### EXERCISE
From the records below, pull each line that has "Capital".

### PROVIDED INFORMATION
<<<<

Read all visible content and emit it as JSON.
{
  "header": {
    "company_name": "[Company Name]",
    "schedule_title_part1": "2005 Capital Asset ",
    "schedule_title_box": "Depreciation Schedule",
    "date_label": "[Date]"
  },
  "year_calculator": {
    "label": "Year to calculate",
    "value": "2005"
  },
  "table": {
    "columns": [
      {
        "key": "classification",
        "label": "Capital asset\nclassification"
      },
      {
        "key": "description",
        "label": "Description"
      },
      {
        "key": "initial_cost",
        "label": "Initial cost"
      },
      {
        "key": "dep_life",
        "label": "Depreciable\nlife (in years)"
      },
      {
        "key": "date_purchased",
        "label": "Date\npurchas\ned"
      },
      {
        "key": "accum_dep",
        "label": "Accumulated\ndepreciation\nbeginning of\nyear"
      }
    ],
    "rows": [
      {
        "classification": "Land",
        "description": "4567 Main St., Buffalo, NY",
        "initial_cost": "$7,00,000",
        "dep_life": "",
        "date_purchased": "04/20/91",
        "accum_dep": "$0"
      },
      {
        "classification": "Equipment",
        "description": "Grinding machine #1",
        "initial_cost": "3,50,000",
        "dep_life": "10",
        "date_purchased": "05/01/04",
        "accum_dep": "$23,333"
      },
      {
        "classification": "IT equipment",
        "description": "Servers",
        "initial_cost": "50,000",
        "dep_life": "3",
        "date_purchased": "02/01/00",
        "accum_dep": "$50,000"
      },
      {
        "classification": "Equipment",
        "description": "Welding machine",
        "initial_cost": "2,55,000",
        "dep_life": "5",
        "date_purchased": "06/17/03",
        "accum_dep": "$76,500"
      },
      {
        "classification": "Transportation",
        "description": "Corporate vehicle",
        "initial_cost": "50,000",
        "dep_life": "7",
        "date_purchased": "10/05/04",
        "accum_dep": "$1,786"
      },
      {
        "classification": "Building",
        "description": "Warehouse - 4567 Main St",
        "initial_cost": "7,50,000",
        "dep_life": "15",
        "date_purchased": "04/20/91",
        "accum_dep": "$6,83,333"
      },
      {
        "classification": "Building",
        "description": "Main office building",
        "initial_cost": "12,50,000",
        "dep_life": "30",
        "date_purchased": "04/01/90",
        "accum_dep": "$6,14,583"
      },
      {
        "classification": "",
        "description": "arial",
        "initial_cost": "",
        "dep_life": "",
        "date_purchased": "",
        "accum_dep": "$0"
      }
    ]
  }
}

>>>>

### ANSWER SECTION
    "schedule_title_part1": "2005 Capital Asset ",
        "label": "Capital asset\nclassification"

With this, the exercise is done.